Nationwide Emergency Alert System test Wednesday: What it means for you
A nationwide test of the Emergency Alert System will interrupt programming on television and radio stations at 2 p.m. Wednesday.
The test, originally planned for three minutes, will now last only 30 seconds, but broadcasts will be interrupted for about a minute, including pre- and post-announcements, said Marc Breckenridge, emergency services director for the Washtenaw County Sheriff’s Office. The Federal Emergency Management Agency, in coordination with the Federal Communications Commission and the National Oceanic and Atmospheric Administration, will conduct the test.
Although tests are conducted monthly on state and local levels, the federal government has actually never tested the nationwide Emergency Alert System, which replaced the older Emergency Broadcast System, Breckenridge said. It’s something local emergency responders have been complaining about for years, he said. “We have been saying, ‘Guys you’ve got to get your act together.”

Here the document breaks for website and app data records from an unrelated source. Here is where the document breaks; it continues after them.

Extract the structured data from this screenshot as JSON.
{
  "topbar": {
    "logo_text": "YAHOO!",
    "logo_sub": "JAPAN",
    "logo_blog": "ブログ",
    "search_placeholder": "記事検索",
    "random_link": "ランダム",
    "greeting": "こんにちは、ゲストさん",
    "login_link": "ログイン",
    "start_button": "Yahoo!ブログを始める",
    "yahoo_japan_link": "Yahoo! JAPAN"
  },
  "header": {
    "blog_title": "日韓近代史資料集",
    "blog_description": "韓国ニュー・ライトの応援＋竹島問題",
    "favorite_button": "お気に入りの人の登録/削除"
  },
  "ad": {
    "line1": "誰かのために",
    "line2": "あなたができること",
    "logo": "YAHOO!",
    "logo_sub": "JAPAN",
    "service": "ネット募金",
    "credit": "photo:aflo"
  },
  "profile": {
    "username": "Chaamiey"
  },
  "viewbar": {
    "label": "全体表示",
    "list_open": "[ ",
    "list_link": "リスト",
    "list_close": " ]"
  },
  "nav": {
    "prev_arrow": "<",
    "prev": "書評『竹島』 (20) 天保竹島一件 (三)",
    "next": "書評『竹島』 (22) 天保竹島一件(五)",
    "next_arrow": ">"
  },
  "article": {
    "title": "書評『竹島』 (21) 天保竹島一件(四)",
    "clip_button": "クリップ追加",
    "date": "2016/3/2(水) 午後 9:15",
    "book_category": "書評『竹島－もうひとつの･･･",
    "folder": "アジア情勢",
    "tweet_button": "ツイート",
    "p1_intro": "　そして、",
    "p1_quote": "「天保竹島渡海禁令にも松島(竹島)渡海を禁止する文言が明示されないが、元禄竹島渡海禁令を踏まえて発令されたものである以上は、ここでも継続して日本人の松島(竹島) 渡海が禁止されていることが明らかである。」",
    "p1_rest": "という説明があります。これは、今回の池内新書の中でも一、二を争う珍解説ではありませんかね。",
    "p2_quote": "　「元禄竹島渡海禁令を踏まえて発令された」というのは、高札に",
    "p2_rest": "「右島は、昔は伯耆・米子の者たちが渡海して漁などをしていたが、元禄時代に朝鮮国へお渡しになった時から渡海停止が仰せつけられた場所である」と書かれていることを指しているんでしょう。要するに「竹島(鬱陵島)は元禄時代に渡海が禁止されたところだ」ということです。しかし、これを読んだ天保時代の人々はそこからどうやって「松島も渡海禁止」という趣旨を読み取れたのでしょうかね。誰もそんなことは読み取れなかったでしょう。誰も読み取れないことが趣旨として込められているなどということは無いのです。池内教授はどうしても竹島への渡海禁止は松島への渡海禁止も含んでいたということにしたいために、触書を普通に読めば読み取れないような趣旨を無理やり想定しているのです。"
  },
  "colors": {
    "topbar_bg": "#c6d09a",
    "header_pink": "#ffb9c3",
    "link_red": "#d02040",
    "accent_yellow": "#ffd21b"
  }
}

It was particularly disappointing, Breckenridge said, that the Emergency Alert System was not activated during the Sept. 11 attacks in 2001. “I was very surprised on 9/ll that the system we had invested so much blood, sweat and tears in nationwide wasn’t used,” he said.
That experience has led local officials to decide that they won’t wait for federal government activation if there is a 9/11-level event in the future. Should such an event occur, local officials would activate their own system, including sounding outdoor warning sirens, a signal that residents should tune into local broadcast outlets for instructions and information. “We’re going to make sure that our community knows that they should tune into local media,” Breckenridge said.
On Wednesday, local officials’ job will be to receive the signal in the Emergency Operations Center and over text messaging systems during the test. Outdoor sirens will not sound. If all intended recipients actually get the message, the test will be a success.
While some may view the test as inconvenient, it’s sorely needed, he said.
“We think that this is really important. We hope that that is will help to improve the communication of important information to the public when it’s really important for them to receive it.”